- Given information
◇ ◇ ◇ ◇ ◇

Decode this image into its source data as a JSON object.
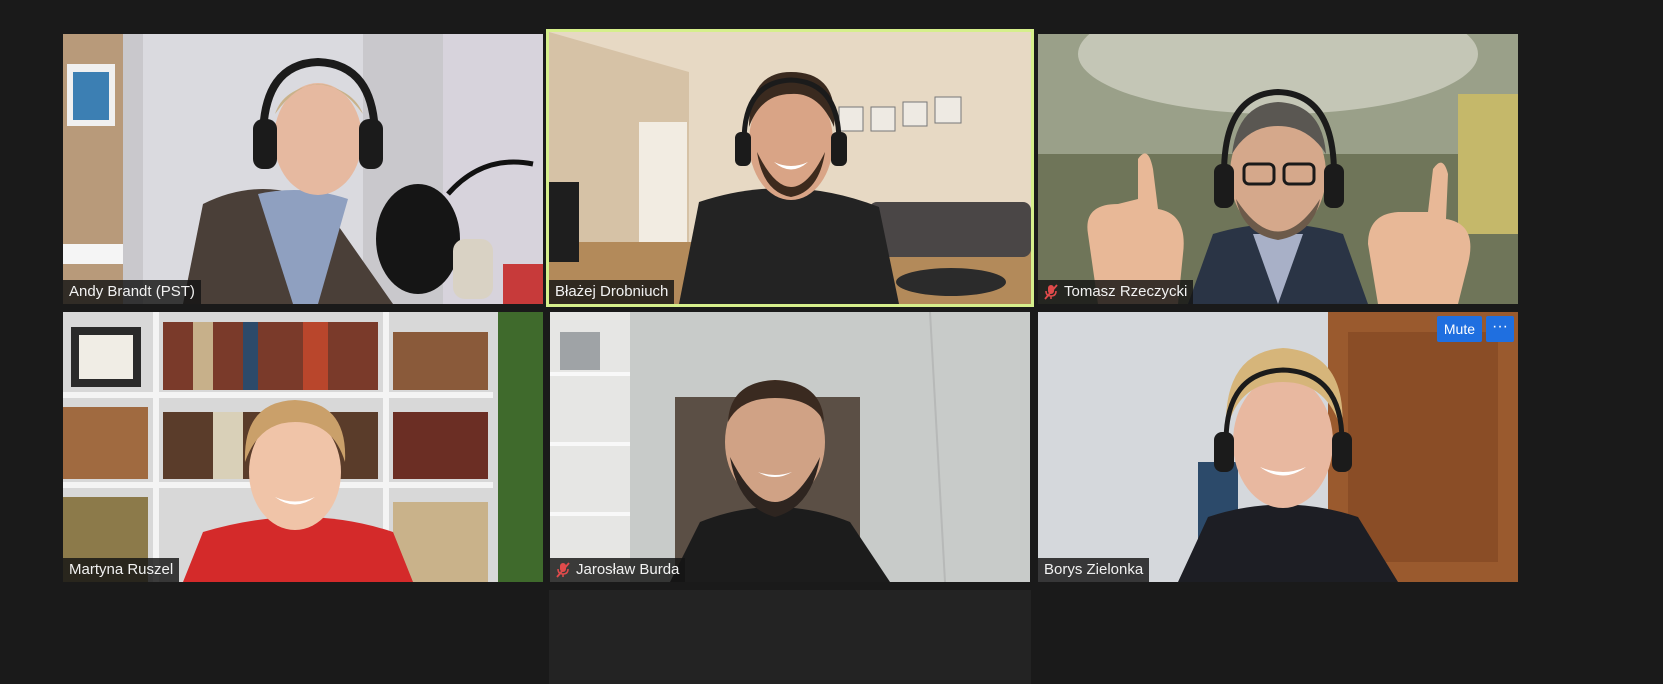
{
  "participants": [
    {
      "name": "Andy Brandt (PST)",
      "muted": false,
      "active_speaker": false
    },
    {
      "name": "Błażej Drobniuch",
      "muted": false,
      "active_speaker": true
    },
    {
      "name": "Tomasz Rzeczycki",
      "muted": true,
      "active_speaker": false
    },
    {
      "name": "Martyna Ruszel",
      "muted": false,
      "active_speaker": false
    },
    {
      "name": "Jarosław Burda",
      "muted": true,
      "active_speaker": false
    },
    {
      "name": "Borys Zielonka",
      "muted": false,
      "active_speaker": false
    }
  ],
  "hover_controls": {
    "mute_label": "Mute",
    "more_label": "···"
  },
  "colors": {
    "background": "#1a1a1a",
    "active_speaker_border": "#d6ef8c",
    "button_blue": "#1f6fe0",
    "muted_mic_red": "#e04b4b"
  }
}
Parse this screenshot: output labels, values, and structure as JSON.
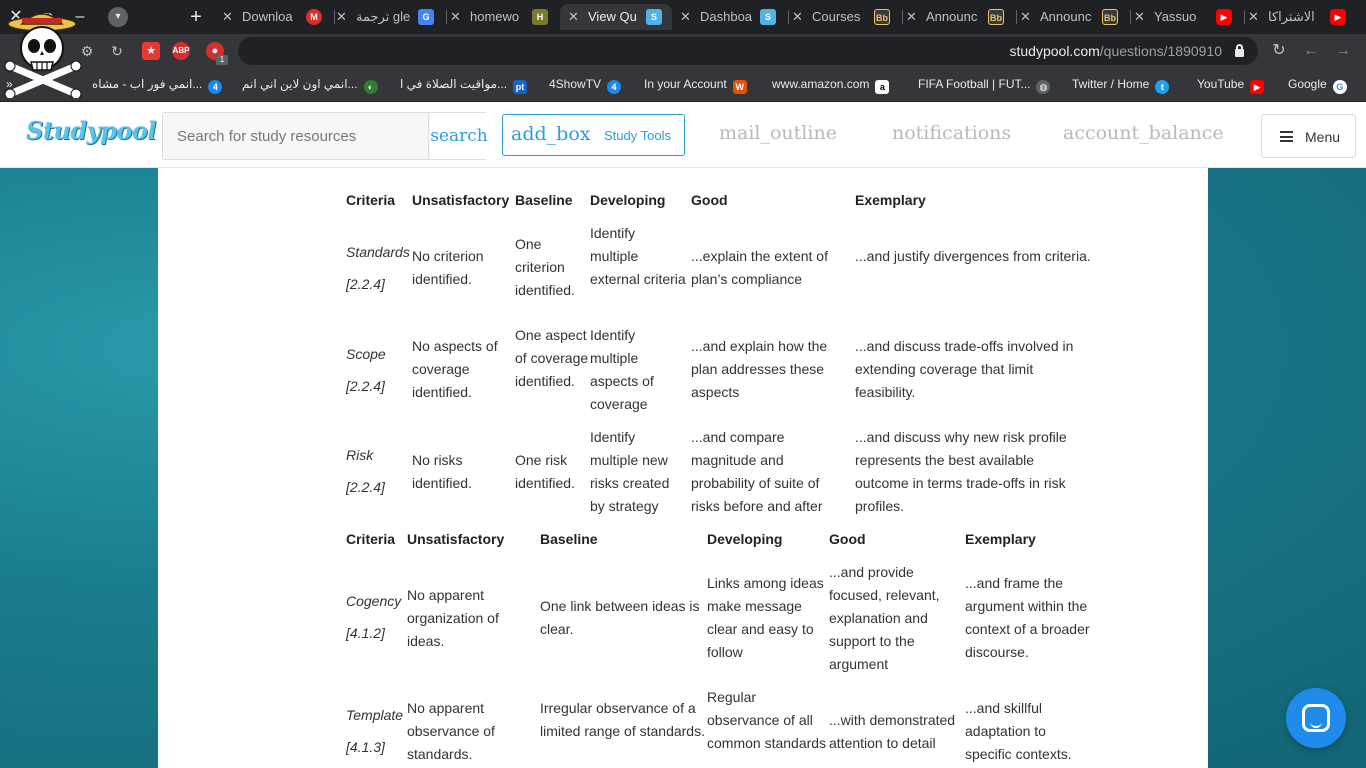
{
  "browser": {
    "tabs": [
      {
        "label": "Downloa",
        "fav": "M",
        "fav_color": "#d93025"
      },
      {
        "label": "ترجمة gle",
        "fav": "G",
        "fav_color": "#4285f4"
      },
      {
        "label": "homewo",
        "fav": "H",
        "fav_color": "#7a7a2a"
      },
      {
        "label": "View Qu",
        "fav": "S",
        "fav_color": "#4fb3e8"
      },
      {
        "label": "Dashboa",
        "fav": "S",
        "fav_color": "#4fb3e8"
      },
      {
        "label": "Courses",
        "fav": "Bb",
        "fav_color": "#3a3a3a"
      },
      {
        "label": "Announc",
        "fav": "Bb",
        "fav_color": "#3a3a3a"
      },
      {
        "label": "Announc",
        "fav": "Bb",
        "fav_color": "#3a3a3a"
      },
      {
        "label": "Yassuo",
        "fav": "▶",
        "fav_color": "#ff0000"
      },
      {
        "label": "الاشتراكا",
        "fav": "▶",
        "fav_color": "#ff0000"
      }
    ],
    "url_host": "studypool.com",
    "url_path": "/questions/1890910",
    "extension_badge": "1",
    "bookmarks": [
      {
        "label": "انمي فور اب - مشاه...",
        "fav": "4",
        "fav_color": "#1e88e5"
      },
      {
        "label": "انمي اون لاين اني انم...",
        "fav": "◐",
        "fav_color": "#2e7d32"
      },
      {
        "label": "مواقيت الصلاة في ا...",
        "fav": "pt",
        "fav_color": "#1565c0"
      },
      {
        "label": "4ShowTV",
        "fav": "4",
        "fav_color": "#1e88e5"
      },
      {
        "label": "In your Account",
        "fav": "W",
        "fav_color": "#e65100"
      },
      {
        "label": "www.amazon.com",
        "fav": "a",
        "fav_color": "#ffffff"
      },
      {
        "label": "FIFA Football | FUT...",
        "fav": "◍",
        "fav_color": "#9e9e9e"
      },
      {
        "label": "Twitter / Home",
        "fav": "t",
        "fav_color": "#1da1f2"
      },
      {
        "label": "YouTube",
        "fav": "▶",
        "fav_color": "#ff0000"
      },
      {
        "label": "Google",
        "fav": "G",
        "fav_color": "#4285f4"
      }
    ]
  },
  "site": {
    "logo": "Studypool",
    "search_placeholder": "Search for study resources",
    "search_label": "search",
    "study_tools_icon": "add_box",
    "study_tools_label": "Study Tools",
    "mail_icon": "mail_outline",
    "notifications_icon": "notifications",
    "balance_icon": "account_balance",
    "menu_label": "Menu",
    "brand_color": "#2a9fd6"
  },
  "rubric1": {
    "headers": [
      "Criteria",
      "Unsatisfactory",
      "Baseline",
      "Developing",
      "Good",
      "Exemplary"
    ],
    "rows": [
      {
        "criteria": "Standards",
        "ref": "[2.2.4]",
        "cells": [
          "No criterion identified.",
          "One criterion identified.",
          "Identify multiple external criteria",
          "...explain the extent of plan’s compliance",
          "...and justify divergences from criteria."
        ]
      },
      {
        "criteria": "Scope",
        "ref": "[2.2.4]",
        "cells": [
          "No aspects of coverage identified.",
          "One aspect of coverage identified.",
          "Identify multiple aspects of coverage",
          "...and explain how the plan addresses these aspects",
          "...and discuss trade-offs involved in extending coverage that limit feasibility."
        ]
      },
      {
        "criteria": "Risk",
        "ref": "[2.2.4]",
        "cells": [
          "No risks identified.",
          "One risk identified.",
          "Identify multiple new risks created by strategy",
          "...and compare magnitude and probability of suite of risks before and after",
          "...and discuss why new risk profile represents the best available outcome in terms trade-offs in risk profiles."
        ]
      }
    ]
  },
  "rubric2": {
    "headers": [
      "Criteria",
      "Unsatisfactory",
      "Baseline",
      "Developing",
      "Good",
      "Exemplary"
    ],
    "rows": [
      {
        "criteria": "Cogency",
        "ref": "[4.1.2]",
        "cells": [
          "No apparent organization of ideas.",
          "One link between ideas is clear.",
          "Links among ideas make message clear and easy to follow",
          "...and provide focused, relevant, explanation and support to the argument",
          "...and frame the argument within the context of a broader discourse."
        ]
      },
      {
        "criteria": "Template",
        "ref": "[4.1.3]",
        "cells": [
          "No apparent observance of standards.",
          "Irregular observance of a limited range of standards.",
          "Regular observance of all common standards",
          "...with demonstrated attention to detail",
          "...and skillful adaptation to specific contexts."
        ]
      }
    ]
  }
}
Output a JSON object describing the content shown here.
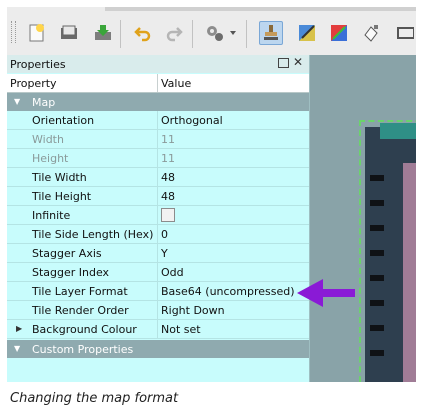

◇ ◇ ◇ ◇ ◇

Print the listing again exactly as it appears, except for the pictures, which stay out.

Decode this image into its source data as a JSON object.
{
  "participants": [
    {
      "name": "Andy Brandt (PST)",
      "muted": false,
      "active_speaker": false
    },
    {
      "name": "Błażej Drobniuch",
      "muted": false,
      "active_speaker": true
    },
    {
      "name": "Tomasz Rzeczycki",
      "muted": true,
      "active_speaker": false
    },
    {
      "name": "Martyna Ruszel",
      "muted": false,
      "active_speaker": false
    },
    {
      "name": "Jarosław Burda",
      "muted": true,
      "active_speaker": false
    },
    {
      "name": "Borys Zielonka",
      "muted": false,
      "active_speaker": false
    }
  ],
  "hover_controls": {
    "mute_label": "Mute",
    "more_label": "···"
  },
  "colors": {
    "background": "#1a1a1a",
    "active_speaker_border": "#d6ef8c",
    "button_blue": "#1f6fe0",
    "muted_mic_red": "#e04b4b"
  }
}
Parse this screenshot: output labels, values, and structure as JSON.
{
  "browser": {
    "tabs": [
      {
        "label": "Downloa",
        "fav": "M",
        "fav_color": "#d93025"
      },
      {
        "label": "ترجمة gle",
        "fav": "G",
        "fav_color": "#4285f4"
      },
      {
        "label": "homewo",
        "fav": "H",
        "fav_color": "#7a7a2a"
      },
      {
        "label": "View Qu",
        "fav": "S",
        "fav_color": "#4fb3e8"
      },
      {
        "label": "Dashboa",
        "fav": "S",
        "fav_color": "#4fb3e8"
      },
      {
        "label": "Courses",
        "fav": "Bb",
        "fav_color": "#3a3a3a"
      },
      {
        "label": "Announc",
        "fav": "Bb",
        "fav_color": "#3a3a3a"
      },
      {
        "label": "Announc",
        "fav": "Bb",
        "fav_color": "#3a3a3a"
      },
      {
        "label": "Yassuo",
        "fav": "▶",
        "fav_color": "#ff0000"
      },
      {
        "label": "الاشتراكا",
        "fav": "▶",
        "fav_color": "#ff0000"
      }
    ],
    "url_host": "studypool.com",
    "url_path": "/questions/1890910",
    "extension_badge": "1",
    "bookmarks": [
      {
        "label": "انمي فور اب - مشاه...",
        "fav": "4",
        "fav_color": "#1e88e5"
      },
      {
        "label": "انمي اون لاين اني انم...",
        "fav": "◐",
        "fav_color": "#2e7d32"
      },
      {
        "label": "مواقيت الصلاة في ا...",
        "fav": "pt",
        "fav_color": "#1565c0"
      },
      {
        "label": "4ShowTV",
        "fav": "4",
        "fav_color": "#1e88e5"
      },
      {
        "label": "In your Account",
        "fav": "W",
        "fav_color": "#e65100"
      },
      {
        "label": "www.amazon.com",
        "fav": "a",
        "fav_color": "#ffffff"
      },
      {
        "label": "FIFA Football | FUT...",
        "fav": "◍",
        "fav_color": "#9e9e9e"
      },
      {
        "label": "Twitter / Home",
        "fav": "t",
        "fav_color": "#1da1f2"
      },
      {
        "label": "YouTube",
        "fav": "▶",
        "fav_color": "#ff0000"
      },
      {
        "label": "Google",
        "fav": "G",
        "fav_color": "#4285f4"
      }
    ]
  },
  "site": {
    "logo": "Studypool",
    "search_placeholder": "Search for study resources",
    "search_label": "search",
    "study_tools_icon": "add_box",
    "study_tools_label": "Study Tools",
    "mail_icon": "mail_outline",
    "notifications_icon": "notifications",
    "balance_icon": "account_balance",
    "menu_label": "Menu",
    "brand_color": "#2a9fd6"
  },
  "rubric1": {
    "headers": [
      "Criteria",
      "Unsatisfactory",
      "Baseline",
      "Developing",
      "Good",
      "Exemplary"
    ],
    "rows": [
      {
        "criteria": "Standards",
        "ref": "[2.2.4]",
        "cells": [
          "No criterion identified.",
          "One criterion identified.",
          "Identify multiple external criteria",
          "...explain the extent of plan’s compliance",
          "...and justify divergences from criteria."
        ]
      },
      {
        "criteria": "Scope",
        "ref": "[2.2.4]",
        "cells": [
          "No aspects of coverage identified.",
          "One aspect of coverage identified.",
          "Identify multiple aspects of coverage",
          "...and explain how the plan addresses these aspects",
          "...and discuss trade-offs involved in extending coverage that limit feasibility."
        ]
      },
      {
        "criteria": "Risk",
        "ref": "[2.2.4]",
        "cells": [
          "No risks identified.",
          "One risk identified.",
          "Identify multiple new risks created by strategy",
          "...and compare magnitude and probability of suite of risks before and after",
          "...and discuss why new risk profile represents the best available outcome in terms trade-offs in risk profiles."
        ]
      }
    ]
  },
  "rubric2": {
    "headers": [
      "Criteria",
      "Unsatisfactory",
      "Baseline",
      "Developing",
      "Good",
      "Exemplary"
    ],
    "rows": [
      {
        "criteria": "Cogency",
        "ref": "[4.1.2]",
        "cells": [
          "No apparent organization of ideas.",
          "One link between ideas is clear.",
          "Links among ideas make message clear and easy to follow",
          "...and provide focused, relevant, explanation and support to the argument",
          "...and frame the argument within the context of a broader discourse."
        ]
      },
      {
        "criteria": "Template",
        "ref": "[4.1.3]",
        "cells": [
          "No apparent observance of standards.",
          "Irregular observance of a limited range of standards.",
          "Regular observance of all common standards",
          "...with demonstrated attention to detail",
          "...and skillful adaptation to specific contexts."
        ]
      }
    ]
  }
}
Output a JSON object describing the content shown here.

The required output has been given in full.